Living Ground Cover (spread during the growing season)
Seedling Vigor/Establishment  
Resistance to Disease or Insect Damage
Quality under shade   
Traffic Tolerance /Compaction  
 Drought Tolerance  
Thatch Accumulation
Sod Strength
Mowing Quality or “Steminess  
Resistance to Poa Annua Invasion
Frost Tolerance or Winter Kill

To discuss renovating the turf on properties you manage, contact your Crabapple LandscapExpert Rep at 770-740-9739. 

Wednesday, October 24, 2012

4 Types of Hydrangeas

Mophead type Hydrangea

CrabappleLandscapExperts use these four types of Hydrangeas as easy-care flowering deciduous shrubs for shade or partial sun. The botanical name, Hydrangea, is based on "Hydro" meaning water, giving an indication that these woody ornamentals prefer moist soils. The LandscapExperts plant them where there is enough moisture in the soil that they will thrive.

Lace Cap
 Bigleaf a.k.a. Macrophylla Hydrangea
These are the familiar pink- or blue- flowered, deciduous shrubs that most people grew up with, and that tolerate shade and still flower profusely.
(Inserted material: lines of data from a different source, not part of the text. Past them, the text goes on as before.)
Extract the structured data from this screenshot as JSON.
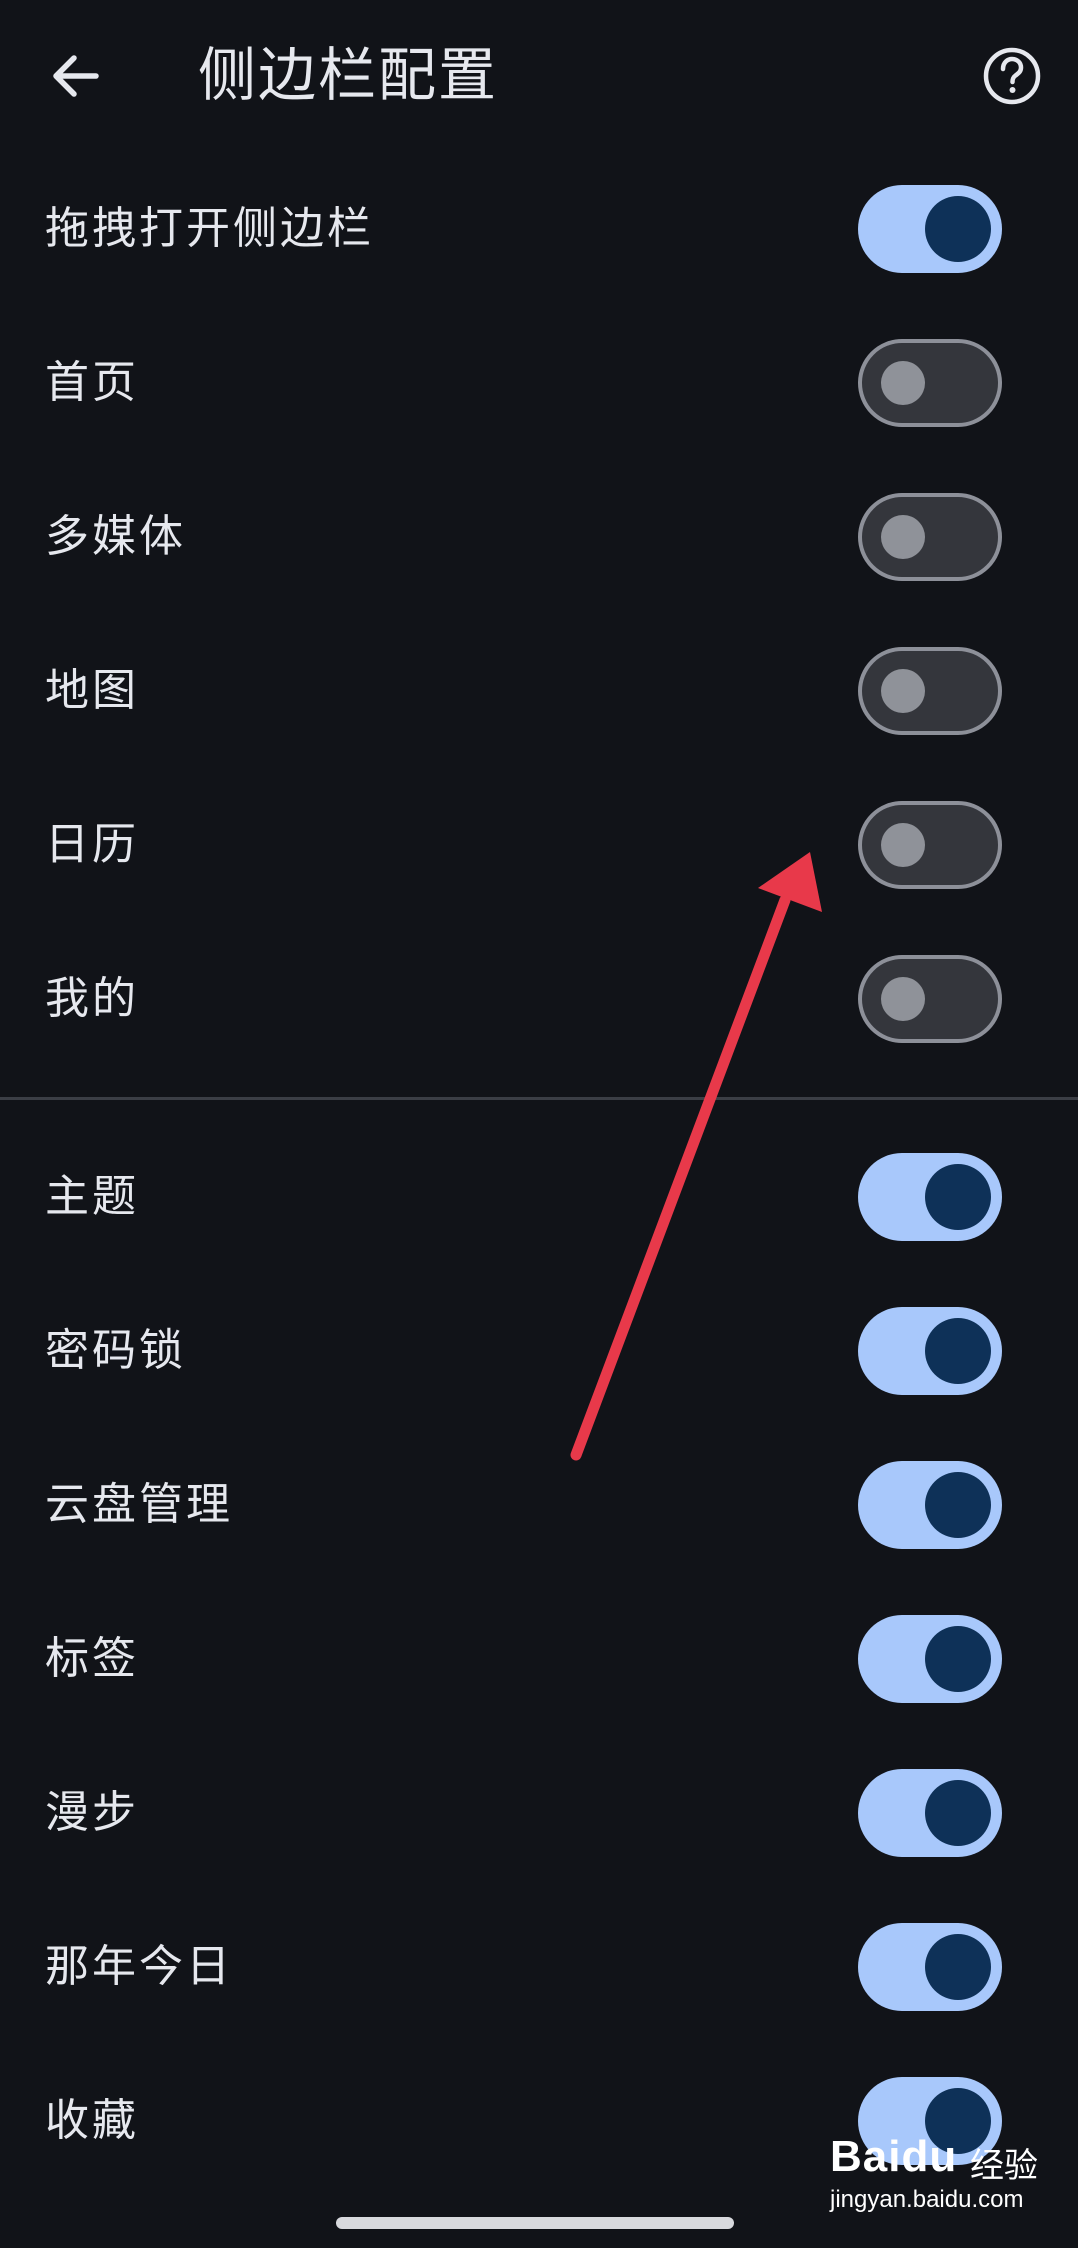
{
  "appbar": {
    "title": "侧边栏配置",
    "back_icon": "arrow-left-icon",
    "help_icon": "help-circle-icon"
  },
  "settings": [
    {
      "label": "拖拽打开侧边栏",
      "enabled": true
    },
    {
      "label": "首页",
      "enabled": false
    },
    {
      "label": "多媒体",
      "enabled": false
    },
    {
      "label": "地图",
      "enabled": false
    },
    {
      "label": "日历",
      "enabled": false
    },
    {
      "label": "我的",
      "enabled": false
    },
    {
      "label": "主题",
      "enabled": true
    },
    {
      "label": "密码锁",
      "enabled": true
    },
    {
      "label": "云盘管理",
      "enabled": true
    },
    {
      "label": "标签",
      "enabled": true
    },
    {
      "label": "漫步",
      "enabled": true
    },
    {
      "label": "那年今日",
      "enabled": true
    },
    {
      "label": "收藏",
      "enabled": true
    }
  ],
  "watermark": {
    "logo": "Baidu",
    "name": "经验",
    "url": "jingyan.baidu.com"
  },
  "colors": {
    "background": "#111318",
    "switch_on_track": "#a8c8fb",
    "switch_on_thumb": "#0e3158",
    "switch_off_track": "#34363c",
    "switch_off_border": "#8d9099",
    "annotation_arrow": "#e8394a"
  }
}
They can be divided into 
  • Mophead composed of all sterile florets that look like balls, or 
  • Lacecap, a flatter style, which have an outer rim of sterile florets while the centers are composed of tiny fertile flowers (like an old fashioned lady’s lace cap). Bigleaf Hydrangeas are great as cut flowers or dried for autumn arrangements.   

Hydrangea arbroescens
 Arborescens  a.k.a. Annabelle Hydrangea
Native to North America, Annabelle Hydrangeas are large shrubs with huge, flat white flower heads to 10” in diameter. They are hardy and bloom in cold or hot areas, and so  easy to prune they are sometimes used as hedges.

Vanilla Strawberry variety
PeeGee  Hydrangea
P.G. stands for “paniculata Grandiflora” also large shrubs but with cone-like or panicle-shaped blooms. Limelight is a popular cultivar, with strong stems and blooms opening chartreuse and finishing white. Vanilla Strawberry is a yummy new cultivar with white cones changing to a compelling strawberry pink, although it remains to be seen whether or not the branches are strong enough to hold up the flower heads.  
Fall color, Oakleaf Hydrangea*
Oak leaf Hydrangea
Our favorite hydrangea is the native Oakleaf known as quercifolia (after Quercus for oak) known for  four seasons of beauty!  Oakleaf hydrangea leaves are notched and loosely resemble oak leaves; they are a leathery green in summer but turn brilliant red or deep maroon in autumn. In winter after the leaves fall, the bark exfoliates or peels in cinnamon strips; in spring, the new growth is silvery green.  The large white cones ornament the shrubs in summer, double or single white, then turning a soft pink and finally then fading to a rusty rose. 
This versatile genus provides many options for today's landscapes. Look for our upcoming gardening video about these 4 types of Hydrangeas. 

 * oakleaf hydrangea leaves photo thanks to Peggy Singlemann, Maymont blog